▶ _THE PROBLEM_
Report how many lines in the records below hold the word "this". Add nothing to the number.

Items from a dataset
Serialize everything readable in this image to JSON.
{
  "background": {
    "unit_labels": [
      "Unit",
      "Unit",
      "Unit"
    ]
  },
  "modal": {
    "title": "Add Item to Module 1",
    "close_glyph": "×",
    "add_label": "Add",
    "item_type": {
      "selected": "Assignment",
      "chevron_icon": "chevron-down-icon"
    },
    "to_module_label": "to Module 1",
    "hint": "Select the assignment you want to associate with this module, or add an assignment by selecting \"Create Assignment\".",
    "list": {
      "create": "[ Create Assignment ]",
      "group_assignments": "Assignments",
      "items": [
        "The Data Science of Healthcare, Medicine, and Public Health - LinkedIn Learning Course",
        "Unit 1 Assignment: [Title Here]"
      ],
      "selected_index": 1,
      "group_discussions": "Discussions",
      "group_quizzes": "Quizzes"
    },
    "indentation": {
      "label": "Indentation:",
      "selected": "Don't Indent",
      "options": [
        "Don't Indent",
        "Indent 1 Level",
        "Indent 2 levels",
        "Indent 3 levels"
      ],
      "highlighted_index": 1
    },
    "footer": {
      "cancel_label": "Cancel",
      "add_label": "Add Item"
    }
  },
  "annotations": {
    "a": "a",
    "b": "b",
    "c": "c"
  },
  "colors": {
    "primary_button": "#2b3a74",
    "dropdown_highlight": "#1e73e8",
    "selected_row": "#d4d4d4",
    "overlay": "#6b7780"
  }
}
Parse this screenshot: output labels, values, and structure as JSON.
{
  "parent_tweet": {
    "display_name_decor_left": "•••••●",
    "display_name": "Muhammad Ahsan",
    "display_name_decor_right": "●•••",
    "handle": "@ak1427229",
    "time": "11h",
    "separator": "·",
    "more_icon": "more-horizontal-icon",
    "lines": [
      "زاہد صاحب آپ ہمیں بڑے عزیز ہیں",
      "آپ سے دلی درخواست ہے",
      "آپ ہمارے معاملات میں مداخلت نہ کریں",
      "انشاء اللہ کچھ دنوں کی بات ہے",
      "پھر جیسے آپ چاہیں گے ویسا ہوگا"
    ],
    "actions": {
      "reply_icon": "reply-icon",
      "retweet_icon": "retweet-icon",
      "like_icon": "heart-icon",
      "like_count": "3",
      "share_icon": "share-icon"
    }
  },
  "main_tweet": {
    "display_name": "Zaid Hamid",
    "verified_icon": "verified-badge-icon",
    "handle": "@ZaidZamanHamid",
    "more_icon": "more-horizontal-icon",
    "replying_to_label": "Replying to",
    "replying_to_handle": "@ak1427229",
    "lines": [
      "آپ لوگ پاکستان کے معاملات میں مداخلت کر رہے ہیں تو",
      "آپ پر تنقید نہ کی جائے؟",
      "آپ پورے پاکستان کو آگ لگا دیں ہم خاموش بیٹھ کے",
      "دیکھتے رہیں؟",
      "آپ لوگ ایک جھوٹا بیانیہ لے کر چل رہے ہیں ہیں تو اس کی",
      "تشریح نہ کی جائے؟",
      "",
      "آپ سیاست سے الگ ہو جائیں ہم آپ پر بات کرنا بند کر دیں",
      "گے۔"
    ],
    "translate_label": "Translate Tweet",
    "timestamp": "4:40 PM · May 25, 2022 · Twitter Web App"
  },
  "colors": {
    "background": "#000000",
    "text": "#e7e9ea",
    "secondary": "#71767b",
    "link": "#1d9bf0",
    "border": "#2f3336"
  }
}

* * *

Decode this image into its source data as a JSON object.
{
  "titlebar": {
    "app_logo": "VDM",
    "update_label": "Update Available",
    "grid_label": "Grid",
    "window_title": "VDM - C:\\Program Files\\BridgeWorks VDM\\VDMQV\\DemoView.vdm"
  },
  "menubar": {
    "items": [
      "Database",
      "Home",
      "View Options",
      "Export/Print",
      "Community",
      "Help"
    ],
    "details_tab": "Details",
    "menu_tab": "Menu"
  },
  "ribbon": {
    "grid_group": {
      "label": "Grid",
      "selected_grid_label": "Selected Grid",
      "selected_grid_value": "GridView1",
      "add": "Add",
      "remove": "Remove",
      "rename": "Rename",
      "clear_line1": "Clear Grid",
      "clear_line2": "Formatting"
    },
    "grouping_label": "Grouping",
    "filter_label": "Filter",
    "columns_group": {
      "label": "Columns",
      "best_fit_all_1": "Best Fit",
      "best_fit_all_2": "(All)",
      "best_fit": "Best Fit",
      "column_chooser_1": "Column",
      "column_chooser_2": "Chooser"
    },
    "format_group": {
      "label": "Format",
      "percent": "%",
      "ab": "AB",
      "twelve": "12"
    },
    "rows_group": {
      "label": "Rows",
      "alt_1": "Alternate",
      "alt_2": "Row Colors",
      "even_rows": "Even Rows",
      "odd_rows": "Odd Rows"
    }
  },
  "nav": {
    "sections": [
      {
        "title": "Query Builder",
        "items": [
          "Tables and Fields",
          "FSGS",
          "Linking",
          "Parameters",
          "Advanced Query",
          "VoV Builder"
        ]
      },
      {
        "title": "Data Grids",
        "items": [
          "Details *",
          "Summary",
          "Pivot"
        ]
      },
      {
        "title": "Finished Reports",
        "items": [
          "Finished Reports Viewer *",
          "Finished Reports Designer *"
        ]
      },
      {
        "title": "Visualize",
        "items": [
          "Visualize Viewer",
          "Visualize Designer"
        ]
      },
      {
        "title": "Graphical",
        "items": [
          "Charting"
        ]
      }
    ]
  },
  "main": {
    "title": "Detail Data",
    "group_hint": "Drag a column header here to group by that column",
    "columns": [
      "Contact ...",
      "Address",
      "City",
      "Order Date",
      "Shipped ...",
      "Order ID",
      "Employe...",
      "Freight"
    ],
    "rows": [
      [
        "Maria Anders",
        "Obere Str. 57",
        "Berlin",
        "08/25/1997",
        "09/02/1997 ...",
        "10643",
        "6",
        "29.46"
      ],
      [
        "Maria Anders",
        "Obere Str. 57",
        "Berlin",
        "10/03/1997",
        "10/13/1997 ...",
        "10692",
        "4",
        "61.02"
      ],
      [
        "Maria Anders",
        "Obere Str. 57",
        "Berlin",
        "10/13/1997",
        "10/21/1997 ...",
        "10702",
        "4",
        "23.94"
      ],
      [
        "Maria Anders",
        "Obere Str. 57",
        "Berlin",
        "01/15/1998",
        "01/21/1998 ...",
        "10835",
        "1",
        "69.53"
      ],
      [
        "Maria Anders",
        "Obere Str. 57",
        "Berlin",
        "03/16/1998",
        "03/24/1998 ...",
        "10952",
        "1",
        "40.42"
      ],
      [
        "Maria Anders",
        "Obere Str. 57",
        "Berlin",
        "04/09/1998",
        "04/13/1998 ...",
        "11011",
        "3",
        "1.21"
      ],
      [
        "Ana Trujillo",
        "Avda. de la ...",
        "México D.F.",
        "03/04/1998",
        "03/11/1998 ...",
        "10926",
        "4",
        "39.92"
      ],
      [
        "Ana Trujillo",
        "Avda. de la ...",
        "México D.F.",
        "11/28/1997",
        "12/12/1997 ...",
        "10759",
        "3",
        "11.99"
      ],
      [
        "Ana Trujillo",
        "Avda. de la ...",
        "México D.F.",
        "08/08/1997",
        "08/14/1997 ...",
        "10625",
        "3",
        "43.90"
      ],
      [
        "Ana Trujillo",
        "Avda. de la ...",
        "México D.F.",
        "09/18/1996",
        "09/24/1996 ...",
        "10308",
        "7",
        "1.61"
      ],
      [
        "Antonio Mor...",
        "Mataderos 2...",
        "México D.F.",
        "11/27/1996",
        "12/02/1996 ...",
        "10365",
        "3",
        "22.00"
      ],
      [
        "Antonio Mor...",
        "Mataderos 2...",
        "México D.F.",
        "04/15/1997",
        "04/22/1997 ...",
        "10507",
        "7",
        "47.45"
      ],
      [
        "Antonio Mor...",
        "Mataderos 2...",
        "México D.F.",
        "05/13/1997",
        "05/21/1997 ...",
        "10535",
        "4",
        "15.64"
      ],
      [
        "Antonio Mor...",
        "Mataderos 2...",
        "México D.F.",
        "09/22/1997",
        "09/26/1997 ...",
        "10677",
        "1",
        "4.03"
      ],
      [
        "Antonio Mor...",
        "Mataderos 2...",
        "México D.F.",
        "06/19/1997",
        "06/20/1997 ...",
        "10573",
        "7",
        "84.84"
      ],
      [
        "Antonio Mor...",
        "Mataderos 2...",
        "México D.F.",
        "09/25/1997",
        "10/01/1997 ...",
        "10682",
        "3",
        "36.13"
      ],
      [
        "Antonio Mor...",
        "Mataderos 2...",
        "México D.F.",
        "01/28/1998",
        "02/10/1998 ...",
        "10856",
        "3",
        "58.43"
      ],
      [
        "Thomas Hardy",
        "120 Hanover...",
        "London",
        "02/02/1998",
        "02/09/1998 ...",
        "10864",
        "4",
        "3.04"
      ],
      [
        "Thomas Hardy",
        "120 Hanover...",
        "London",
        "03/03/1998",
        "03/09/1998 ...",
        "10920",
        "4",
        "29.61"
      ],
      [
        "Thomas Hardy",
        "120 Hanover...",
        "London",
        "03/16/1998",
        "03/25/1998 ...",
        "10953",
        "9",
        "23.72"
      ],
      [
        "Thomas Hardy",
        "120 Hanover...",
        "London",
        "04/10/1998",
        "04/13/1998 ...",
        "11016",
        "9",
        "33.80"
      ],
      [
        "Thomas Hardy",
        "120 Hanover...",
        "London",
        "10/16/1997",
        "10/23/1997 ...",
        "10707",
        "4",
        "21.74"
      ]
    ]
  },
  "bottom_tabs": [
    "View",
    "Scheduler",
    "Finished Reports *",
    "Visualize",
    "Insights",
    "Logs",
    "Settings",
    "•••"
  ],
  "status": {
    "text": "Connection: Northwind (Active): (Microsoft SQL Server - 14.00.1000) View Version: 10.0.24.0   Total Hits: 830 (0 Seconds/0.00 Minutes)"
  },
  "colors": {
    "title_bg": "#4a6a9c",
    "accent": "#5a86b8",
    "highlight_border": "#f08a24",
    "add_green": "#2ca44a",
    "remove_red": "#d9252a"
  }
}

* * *

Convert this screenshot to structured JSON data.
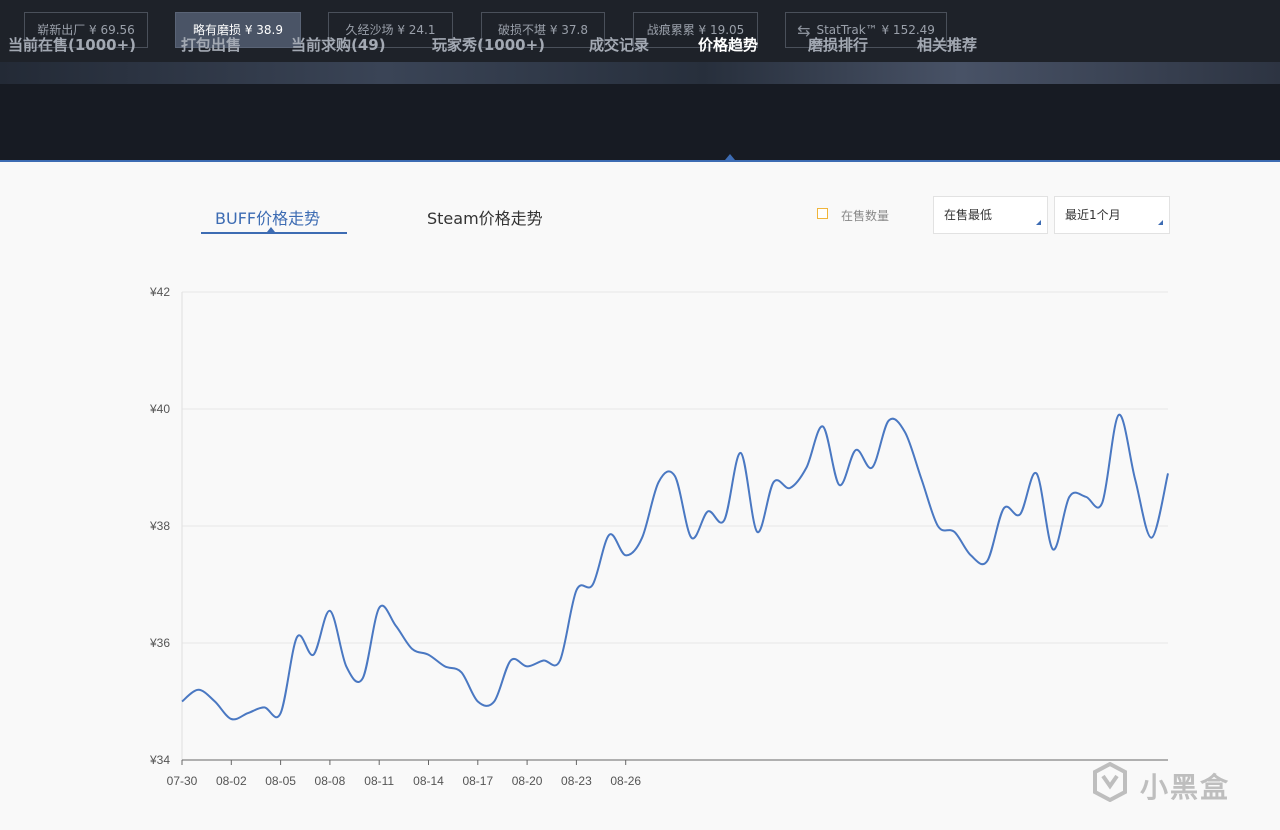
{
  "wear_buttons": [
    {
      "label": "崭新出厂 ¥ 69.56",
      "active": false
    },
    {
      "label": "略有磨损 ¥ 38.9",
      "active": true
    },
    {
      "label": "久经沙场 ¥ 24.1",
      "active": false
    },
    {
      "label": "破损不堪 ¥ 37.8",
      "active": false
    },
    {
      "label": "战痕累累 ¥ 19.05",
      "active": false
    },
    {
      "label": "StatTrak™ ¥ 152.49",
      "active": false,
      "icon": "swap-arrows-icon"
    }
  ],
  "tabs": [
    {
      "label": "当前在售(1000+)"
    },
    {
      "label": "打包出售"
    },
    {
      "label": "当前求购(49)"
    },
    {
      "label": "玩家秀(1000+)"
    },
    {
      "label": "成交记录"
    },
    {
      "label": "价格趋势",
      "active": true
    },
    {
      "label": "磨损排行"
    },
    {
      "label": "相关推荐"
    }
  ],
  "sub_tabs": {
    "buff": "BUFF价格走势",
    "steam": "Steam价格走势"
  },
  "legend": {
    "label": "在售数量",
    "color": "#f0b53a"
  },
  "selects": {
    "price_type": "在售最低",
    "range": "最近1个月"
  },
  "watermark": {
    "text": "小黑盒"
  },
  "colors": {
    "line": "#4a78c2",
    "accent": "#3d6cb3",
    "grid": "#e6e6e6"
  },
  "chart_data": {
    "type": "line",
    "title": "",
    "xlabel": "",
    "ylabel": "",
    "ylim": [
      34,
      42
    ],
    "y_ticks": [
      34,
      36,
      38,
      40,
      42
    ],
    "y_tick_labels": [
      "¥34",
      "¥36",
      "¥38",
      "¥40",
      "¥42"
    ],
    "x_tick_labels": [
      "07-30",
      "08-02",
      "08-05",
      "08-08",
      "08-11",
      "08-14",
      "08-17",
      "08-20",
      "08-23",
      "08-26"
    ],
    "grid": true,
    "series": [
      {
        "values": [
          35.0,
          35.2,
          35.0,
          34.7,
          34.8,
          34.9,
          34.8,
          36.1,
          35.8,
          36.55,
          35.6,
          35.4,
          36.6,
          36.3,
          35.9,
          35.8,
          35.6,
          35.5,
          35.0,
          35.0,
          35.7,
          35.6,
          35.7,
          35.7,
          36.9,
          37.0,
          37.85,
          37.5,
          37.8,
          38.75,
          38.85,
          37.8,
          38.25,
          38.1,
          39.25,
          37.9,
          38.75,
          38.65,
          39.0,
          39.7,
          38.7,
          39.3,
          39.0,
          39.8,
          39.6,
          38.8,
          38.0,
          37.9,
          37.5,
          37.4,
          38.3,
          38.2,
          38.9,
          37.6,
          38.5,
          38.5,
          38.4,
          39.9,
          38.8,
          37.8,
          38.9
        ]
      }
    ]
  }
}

▶ _WRITTEN SOLUTION_
5